King says UK faces 1930s-style money shortage

Well then, and know doubt readers, comrades and of course my wonderful nephew ‘Tomas’ will all be wondering what is going on; he has not posted anything for what seems simply ages; is he still blogging, is he alright or what?

In the words of that adorable and memorable Dads Army character of real charm and appeal- Lance-Corporal Jack Jones (Clive Dunn) - born in 1870, Jones was an old campaigner who had joined up as a drummer boy aged 14 and participated, as a boy soldier, in the campaign of Kitchener in the Sudan between 1896 and 1898: "Don't panic! DON'T PANIC!"

I think I do most of the panicking, if I don’t write anything for the blog, but sometimes things get in the way or I have a dose of writers block, or just lacking in inspiration, stimulus and motivation. And comrades in truth that’s how it’s been for me during the last week.
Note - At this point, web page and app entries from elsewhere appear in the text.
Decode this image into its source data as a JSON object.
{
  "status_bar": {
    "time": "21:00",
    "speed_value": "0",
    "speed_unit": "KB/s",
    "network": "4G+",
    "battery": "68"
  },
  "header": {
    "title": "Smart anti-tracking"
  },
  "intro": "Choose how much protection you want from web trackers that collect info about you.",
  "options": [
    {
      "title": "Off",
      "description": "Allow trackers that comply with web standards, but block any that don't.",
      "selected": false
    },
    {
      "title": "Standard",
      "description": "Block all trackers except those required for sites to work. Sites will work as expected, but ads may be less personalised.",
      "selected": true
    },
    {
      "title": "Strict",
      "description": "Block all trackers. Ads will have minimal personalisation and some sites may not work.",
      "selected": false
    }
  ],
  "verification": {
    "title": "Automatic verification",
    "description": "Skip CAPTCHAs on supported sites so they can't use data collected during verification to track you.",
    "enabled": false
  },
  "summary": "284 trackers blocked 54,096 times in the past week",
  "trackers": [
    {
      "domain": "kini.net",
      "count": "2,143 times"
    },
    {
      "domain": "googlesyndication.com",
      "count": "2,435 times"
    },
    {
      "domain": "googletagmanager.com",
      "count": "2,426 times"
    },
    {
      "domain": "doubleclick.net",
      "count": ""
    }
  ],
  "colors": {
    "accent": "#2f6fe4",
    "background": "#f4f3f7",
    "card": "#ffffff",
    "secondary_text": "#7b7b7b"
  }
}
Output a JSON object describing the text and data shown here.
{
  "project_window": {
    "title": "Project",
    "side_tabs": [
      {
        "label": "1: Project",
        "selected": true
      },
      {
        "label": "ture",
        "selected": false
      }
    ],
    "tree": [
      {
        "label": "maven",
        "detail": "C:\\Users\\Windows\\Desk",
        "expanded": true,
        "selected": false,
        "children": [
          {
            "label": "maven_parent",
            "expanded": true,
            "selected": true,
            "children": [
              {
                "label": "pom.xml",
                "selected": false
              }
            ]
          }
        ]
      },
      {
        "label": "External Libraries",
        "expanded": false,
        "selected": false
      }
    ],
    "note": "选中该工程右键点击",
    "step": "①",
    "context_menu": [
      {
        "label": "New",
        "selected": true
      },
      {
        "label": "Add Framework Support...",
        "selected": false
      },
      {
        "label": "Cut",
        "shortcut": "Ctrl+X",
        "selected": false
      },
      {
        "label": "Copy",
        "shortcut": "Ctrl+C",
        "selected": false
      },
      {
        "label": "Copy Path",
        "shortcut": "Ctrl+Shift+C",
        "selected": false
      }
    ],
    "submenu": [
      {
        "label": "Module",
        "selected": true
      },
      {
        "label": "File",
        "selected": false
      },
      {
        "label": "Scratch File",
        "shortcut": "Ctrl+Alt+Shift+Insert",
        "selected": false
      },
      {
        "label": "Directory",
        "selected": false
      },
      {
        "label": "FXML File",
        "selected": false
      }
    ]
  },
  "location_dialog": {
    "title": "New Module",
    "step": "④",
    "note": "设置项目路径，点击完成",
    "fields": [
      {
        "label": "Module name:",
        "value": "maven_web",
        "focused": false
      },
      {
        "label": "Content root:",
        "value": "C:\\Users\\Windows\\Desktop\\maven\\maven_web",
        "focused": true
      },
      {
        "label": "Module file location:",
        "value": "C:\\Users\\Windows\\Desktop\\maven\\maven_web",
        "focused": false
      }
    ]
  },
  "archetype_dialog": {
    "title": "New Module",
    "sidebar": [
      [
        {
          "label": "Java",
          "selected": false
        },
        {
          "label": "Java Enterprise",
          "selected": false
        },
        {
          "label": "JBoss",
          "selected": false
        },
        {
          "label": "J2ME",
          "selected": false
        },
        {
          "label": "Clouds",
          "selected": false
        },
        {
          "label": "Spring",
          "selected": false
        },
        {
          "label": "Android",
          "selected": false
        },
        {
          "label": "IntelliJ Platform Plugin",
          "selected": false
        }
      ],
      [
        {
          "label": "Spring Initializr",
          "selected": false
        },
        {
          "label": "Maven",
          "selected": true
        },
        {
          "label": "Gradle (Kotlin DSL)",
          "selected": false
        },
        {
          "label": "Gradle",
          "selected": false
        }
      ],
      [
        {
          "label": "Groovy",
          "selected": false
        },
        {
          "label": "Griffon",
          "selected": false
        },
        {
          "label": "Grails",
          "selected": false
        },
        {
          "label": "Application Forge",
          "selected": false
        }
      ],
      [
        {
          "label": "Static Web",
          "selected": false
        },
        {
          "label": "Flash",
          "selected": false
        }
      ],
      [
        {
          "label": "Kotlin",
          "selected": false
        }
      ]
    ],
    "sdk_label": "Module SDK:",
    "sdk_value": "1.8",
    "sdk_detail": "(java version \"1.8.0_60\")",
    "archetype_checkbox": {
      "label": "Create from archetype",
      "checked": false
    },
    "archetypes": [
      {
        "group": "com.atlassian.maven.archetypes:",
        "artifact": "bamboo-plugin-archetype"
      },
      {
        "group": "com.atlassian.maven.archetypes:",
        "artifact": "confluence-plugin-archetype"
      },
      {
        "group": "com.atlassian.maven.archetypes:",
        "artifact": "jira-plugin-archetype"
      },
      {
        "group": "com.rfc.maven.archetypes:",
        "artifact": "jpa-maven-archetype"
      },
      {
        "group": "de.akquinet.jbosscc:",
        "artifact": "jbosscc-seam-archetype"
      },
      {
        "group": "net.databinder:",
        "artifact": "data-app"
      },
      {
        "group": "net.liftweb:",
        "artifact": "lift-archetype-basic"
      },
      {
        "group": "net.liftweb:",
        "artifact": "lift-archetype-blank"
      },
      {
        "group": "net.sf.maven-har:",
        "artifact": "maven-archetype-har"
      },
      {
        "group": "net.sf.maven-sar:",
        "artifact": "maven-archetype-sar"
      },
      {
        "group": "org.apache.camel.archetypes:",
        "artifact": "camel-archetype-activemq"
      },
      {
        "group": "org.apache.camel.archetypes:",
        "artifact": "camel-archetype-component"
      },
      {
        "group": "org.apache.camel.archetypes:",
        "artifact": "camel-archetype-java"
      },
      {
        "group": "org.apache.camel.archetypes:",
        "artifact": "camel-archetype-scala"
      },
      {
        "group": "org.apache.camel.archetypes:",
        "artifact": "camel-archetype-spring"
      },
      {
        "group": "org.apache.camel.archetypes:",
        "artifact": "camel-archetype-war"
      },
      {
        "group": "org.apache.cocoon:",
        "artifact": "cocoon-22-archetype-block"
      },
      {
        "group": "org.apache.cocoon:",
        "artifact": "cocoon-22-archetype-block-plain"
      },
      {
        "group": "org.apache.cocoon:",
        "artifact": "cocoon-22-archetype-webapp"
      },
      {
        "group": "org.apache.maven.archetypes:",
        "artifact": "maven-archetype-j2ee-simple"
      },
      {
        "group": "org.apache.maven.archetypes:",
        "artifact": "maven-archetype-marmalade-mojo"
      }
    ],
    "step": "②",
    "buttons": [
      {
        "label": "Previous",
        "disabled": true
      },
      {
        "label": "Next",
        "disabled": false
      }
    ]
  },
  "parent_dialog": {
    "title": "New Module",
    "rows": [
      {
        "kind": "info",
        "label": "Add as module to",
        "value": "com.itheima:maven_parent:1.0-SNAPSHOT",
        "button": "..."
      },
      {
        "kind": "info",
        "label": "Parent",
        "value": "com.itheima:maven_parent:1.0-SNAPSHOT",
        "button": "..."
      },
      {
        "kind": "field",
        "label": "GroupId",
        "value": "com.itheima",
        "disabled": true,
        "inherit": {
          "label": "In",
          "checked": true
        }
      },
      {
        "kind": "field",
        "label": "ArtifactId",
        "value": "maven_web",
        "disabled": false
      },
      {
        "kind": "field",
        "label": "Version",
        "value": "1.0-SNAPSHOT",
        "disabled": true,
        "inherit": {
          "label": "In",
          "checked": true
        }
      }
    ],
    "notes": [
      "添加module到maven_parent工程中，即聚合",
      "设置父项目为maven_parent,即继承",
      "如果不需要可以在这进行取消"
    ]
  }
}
I went on a delightful, breathtaking visit to see my family in Scotland with the intension of having a break and doing some serous blog writing, well that was the plan, but in the end I did nothing, but spent quality time with my mother, oldest sister and some of her family, and I really had a great time, but more about that in a latter post this coming weekend.

Well so much has been proceeding and taking place in the world comrades, and when you take your eye off the ball for a moment these days you miss loads, and I need to bring myself bang up-to-date, but that won’t take long.

We can start by considering the shakes and moves made today by the Bank of England, and Sir Mervyn King who expressed fears that Britain is in the grip of the world's worst ever financial crisis after the Bank announced it was injecting £75bn into the ailing economy.

The Bank's governor said the UK was suffering from a 1930s-style shortage of money and needed a second dose of quantitative easing to boost demand and prevent inflation falling too low.

Shares are said to have rose strongly in the City, posting a rise of almost 200 points, after Threadneedle Street (remember that name from the G20 demonstration) responded to growing evidence of a looming double-dip recession and the deepening crisis in the eurozone with a four-month programme of electronic money creation. Dismissing concerns that the action risked adding to inflationary pressure, King said Britain was now facing a different problem from the days when too much money flowing round the economy pushed up the annual cost of living. "There is not enough money. That may seem unfamiliar to people." he told Sky News. "But that's because this is the most serious financial crisis at least since the 1930s, if not ever."
I don’t think the man really knows what he is taking about, and in truth I don’t understand his sort of talk anyhow, but am I bothered – not really.

Injecting £75bn into the ailing economy is I fear not going to do anything, the crises of global capitalism is such that whatever they do it won’t be a case of I don't but do you think you've done enough? Marx told us what was going to happen when he said: “Capitalisms sows the seeds of its own destruction” – but only now we all experience its ejaculation.

One last point you can say there isn't enough money in our economy as King has said and that this is very unusual but it’s happening. It happened in the 1930s and it's happening now.” Yes he got that right, but what do you expect growing unemployment and low pay becoming the norm during the last twenty years or so. 

Enhanced by Zemanta

No comments:

The Socialist Way

Blog Archive